A Novel Population of Slow Magnetosonic Waves and a Method for the Observation of the Roots of Plasma Bubbles in the Lower Ionosphere

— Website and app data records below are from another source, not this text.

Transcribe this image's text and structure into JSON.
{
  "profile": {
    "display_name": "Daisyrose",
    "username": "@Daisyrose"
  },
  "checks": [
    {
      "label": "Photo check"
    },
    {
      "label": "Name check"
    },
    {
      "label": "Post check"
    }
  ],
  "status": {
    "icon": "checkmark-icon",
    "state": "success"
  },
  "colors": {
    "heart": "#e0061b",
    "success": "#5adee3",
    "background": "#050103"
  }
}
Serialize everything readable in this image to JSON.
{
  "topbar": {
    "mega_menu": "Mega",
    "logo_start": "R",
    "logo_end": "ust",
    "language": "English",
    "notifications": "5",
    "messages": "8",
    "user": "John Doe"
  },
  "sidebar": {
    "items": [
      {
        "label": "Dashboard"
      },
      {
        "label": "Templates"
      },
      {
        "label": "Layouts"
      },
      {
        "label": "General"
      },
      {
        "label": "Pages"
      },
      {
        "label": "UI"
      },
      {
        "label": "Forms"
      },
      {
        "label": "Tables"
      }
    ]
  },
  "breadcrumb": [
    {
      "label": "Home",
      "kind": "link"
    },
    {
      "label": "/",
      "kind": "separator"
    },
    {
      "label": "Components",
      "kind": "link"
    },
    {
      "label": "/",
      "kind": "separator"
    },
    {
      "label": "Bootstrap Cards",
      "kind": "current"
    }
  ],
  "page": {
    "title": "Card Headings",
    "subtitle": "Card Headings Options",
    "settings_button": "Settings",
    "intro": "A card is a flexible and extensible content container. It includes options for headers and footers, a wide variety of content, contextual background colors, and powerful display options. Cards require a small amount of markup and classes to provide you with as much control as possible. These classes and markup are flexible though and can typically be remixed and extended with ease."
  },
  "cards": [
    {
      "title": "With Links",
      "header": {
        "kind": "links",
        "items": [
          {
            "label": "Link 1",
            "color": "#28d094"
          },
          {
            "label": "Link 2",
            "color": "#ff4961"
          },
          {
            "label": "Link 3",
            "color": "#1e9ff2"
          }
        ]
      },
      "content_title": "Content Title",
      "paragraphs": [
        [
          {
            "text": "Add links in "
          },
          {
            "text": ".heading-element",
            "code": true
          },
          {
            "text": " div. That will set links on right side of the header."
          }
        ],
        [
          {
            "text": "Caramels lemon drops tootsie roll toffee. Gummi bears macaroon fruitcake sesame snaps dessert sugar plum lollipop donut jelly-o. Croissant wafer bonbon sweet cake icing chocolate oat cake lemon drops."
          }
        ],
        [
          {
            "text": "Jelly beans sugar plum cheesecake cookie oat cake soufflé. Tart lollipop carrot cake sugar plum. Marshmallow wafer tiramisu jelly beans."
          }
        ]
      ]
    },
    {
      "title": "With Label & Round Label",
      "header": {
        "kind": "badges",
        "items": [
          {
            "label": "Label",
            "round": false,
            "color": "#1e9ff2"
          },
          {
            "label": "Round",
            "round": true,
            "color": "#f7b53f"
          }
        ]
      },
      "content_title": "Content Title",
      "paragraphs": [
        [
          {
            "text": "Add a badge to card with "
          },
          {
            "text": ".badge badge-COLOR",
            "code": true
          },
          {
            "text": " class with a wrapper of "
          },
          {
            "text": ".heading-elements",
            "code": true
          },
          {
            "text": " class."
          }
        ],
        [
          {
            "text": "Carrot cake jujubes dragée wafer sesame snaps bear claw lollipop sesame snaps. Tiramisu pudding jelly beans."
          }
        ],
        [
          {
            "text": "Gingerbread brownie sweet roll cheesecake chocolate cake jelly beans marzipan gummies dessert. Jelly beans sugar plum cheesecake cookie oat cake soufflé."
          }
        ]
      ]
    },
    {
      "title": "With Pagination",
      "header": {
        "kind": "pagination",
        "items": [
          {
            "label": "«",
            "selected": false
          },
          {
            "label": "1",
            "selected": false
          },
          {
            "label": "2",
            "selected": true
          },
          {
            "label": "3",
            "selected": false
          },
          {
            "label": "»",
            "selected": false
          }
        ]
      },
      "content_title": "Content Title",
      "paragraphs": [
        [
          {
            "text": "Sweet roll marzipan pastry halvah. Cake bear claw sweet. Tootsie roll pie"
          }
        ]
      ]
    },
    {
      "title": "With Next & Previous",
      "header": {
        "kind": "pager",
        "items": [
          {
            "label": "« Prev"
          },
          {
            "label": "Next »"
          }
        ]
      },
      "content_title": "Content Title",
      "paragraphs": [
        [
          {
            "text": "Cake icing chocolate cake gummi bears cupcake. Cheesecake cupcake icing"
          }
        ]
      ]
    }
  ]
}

Using data from the Van Allen Probe and Swarm-Bravo satellites, evidence for a persistent population of slow magnetosonic waves in the ionosphere is presented. Dispersion relations from two-fluid analyses of waves in warm plasma are used to interpret and explicate these observations. These waves appear to be continuously present and globally distributed. Their amplitudes systematically decrease with increasing altitude. The amplitudes are also correlated with longitude in a manner consistent with the global distribution of lightning strikes. Evidence for narrow resonances in the Swarm data consistent with doppler shifted Schumann resonance frequencies is presented. In addition, nearly dispersionless fast magnetosonic waves are sometimes also seen. A new method for the analysis of these waves suggests they show the existence of “foamy” plasma bubble “roots” at the base of the ionosphere.